**WORK ITEM**
Which lines mention "library"? Show each one from the listing.

**DATASET ENTRIES**
- - -

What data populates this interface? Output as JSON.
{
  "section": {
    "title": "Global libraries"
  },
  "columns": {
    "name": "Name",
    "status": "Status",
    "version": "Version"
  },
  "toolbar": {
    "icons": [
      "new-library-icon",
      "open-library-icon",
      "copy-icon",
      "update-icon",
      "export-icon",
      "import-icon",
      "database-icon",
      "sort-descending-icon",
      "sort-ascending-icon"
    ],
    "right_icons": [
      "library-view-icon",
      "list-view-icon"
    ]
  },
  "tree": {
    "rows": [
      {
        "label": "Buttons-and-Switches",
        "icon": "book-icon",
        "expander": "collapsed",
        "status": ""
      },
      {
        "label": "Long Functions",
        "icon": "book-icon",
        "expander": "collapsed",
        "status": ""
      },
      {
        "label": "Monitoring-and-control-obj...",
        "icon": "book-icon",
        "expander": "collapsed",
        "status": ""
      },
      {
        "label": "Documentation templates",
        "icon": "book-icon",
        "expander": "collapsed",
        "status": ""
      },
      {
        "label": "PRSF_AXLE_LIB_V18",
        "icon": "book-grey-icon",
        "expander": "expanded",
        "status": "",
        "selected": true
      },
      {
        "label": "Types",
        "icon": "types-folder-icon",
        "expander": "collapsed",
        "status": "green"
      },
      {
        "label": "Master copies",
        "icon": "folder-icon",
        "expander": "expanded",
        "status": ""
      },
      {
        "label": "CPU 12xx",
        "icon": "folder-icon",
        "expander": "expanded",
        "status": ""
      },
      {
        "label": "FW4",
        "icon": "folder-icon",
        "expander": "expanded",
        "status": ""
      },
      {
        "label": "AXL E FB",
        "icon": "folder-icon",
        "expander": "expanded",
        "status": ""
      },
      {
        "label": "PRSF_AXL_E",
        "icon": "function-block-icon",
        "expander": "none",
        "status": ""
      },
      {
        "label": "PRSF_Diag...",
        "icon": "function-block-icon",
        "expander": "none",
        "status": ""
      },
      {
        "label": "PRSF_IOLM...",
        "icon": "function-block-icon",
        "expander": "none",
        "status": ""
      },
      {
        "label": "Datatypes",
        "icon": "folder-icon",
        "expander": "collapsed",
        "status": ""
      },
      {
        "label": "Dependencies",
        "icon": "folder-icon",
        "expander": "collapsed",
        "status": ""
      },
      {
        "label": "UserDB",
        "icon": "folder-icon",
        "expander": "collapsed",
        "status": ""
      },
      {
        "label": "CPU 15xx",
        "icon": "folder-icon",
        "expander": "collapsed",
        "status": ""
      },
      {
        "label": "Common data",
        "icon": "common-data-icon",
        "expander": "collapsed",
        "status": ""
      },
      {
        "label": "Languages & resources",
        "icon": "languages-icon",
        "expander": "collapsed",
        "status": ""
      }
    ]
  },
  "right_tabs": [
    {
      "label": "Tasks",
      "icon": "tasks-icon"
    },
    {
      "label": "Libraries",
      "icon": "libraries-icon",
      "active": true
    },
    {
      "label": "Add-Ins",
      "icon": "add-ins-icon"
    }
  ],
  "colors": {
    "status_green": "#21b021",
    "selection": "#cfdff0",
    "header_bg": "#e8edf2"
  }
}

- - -

**RESULT**
      "new-library-icon",
      "open-library-icon",
      "library-view-icon",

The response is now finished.